_What is required_:
The entries below should appear again in your reply, word for word.

_ _ _

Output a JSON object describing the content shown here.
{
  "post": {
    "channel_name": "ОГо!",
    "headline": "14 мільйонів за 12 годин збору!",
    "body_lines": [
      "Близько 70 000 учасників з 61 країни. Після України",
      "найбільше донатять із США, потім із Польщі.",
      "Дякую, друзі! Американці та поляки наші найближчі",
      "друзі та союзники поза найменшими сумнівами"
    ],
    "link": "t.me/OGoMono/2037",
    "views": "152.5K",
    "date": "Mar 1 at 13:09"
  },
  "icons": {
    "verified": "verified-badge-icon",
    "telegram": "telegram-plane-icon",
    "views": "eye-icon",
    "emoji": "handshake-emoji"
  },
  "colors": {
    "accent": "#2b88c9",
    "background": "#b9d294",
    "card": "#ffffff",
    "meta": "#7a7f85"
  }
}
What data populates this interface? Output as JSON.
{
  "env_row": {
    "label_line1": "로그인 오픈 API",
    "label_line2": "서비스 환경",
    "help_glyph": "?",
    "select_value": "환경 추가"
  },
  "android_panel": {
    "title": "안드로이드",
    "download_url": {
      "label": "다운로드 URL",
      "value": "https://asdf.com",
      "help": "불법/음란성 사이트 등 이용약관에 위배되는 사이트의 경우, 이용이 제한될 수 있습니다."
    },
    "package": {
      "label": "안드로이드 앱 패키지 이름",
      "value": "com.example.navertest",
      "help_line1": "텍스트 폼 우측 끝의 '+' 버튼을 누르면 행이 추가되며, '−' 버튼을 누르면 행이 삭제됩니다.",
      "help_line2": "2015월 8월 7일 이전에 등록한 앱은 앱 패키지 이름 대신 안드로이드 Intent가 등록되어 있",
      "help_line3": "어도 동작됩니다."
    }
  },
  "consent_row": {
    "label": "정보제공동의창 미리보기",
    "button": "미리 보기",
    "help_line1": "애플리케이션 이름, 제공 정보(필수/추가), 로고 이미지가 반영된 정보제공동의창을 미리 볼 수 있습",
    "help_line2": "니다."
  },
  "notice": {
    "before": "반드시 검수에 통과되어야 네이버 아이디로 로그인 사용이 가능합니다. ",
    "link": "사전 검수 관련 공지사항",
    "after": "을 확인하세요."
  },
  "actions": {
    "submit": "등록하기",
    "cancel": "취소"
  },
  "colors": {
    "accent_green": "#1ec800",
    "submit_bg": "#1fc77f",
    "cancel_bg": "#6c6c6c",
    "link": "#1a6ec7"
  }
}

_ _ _

_Response to this task_:
Output a JSON object describing the content shown here.
{
  "post": {
    "channel_name": "ОГо!",
    "headline": "14 мільйонів за 12 годин збору!",
    "body_lines": [
      "Близько 70 000 учасників з 61 країни. Після України",
      "найбільше донатять із США, потім із Польщі.",
      "Дякую, друзі! Американці та поляки наші найближчі",
      "друзі та союзники поза найменшими сумнівами"
    ],
    "link": "t.me/OGoMono/2037",
    "views": "152.5K",
    "date": "Mar 1 at 13:09"
  },
  "icons": {
    "verified": "verified-badge-icon",
    "telegram": "telegram-plane-icon",
    "views": "eye-icon",
    "emoji": "handshake-emoji"
  },
  "colors": {
    "accent": "#2b88c9",
    "background": "#b9d294",
    "card": "#ffffff",
    "meta": "#7a7f85"
  }
}
What data populates this interface? Output as JSON.
{
  "env_row": {
    "label_line1": "로그인 오픈 API",
    "label_line2": "서비스 환경",
    "help_glyph": "?",
    "select_value": "환경 추가"
  },
  "android_panel": {
    "title": "안드로이드",
    "download_url": {
      "label": "다운로드 URL",
      "value": "https://asdf.com",
      "help": "불법/음란성 사이트 등 이용약관에 위배되는 사이트의 경우, 이용이 제한될 수 있습니다."
    },
    "package": {
      "label": "안드로이드 앱 패키지 이름",
      "value": "com.example.navertest",
      "help_line1": "텍스트 폼 우측 끝의 '+' 버튼을 누르면 행이 추가되며, '−' 버튼을 누르면 행이 삭제됩니다.",
      "help_line2": "2015월 8월 7일 이전에 등록한 앱은 앱 패키지 이름 대신 안드로이드 Intent가 등록되어 있",
      "help_line3": "어도 동작됩니다."
    }
  },
  "consent_row": {
    "label": "정보제공동의창 미리보기",
    "button": "미리 보기",
    "help_line1": "애플리케이션 이름, 제공 정보(필수/추가), 로고 이미지가 반영된 정보제공동의창을 미리 볼 수 있습",
    "help_line2": "니다."
  },
  "notice": {
    "before": "반드시 검수에 통과되어야 네이버 아이디로 로그인 사용이 가능합니다. ",
    "link": "사전 검수 관련 공지사항",
    "after": "을 확인하세요."
  },
  "actions": {
    "submit": "등록하기",
    "cancel": "취소"
  },
  "colors": {
    "accent_green": "#1ec800",
    "submit_bg": "#1fc77f",
    "cancel_bg": "#6c6c6c",
    "link": "#1a6ec7"
  }
}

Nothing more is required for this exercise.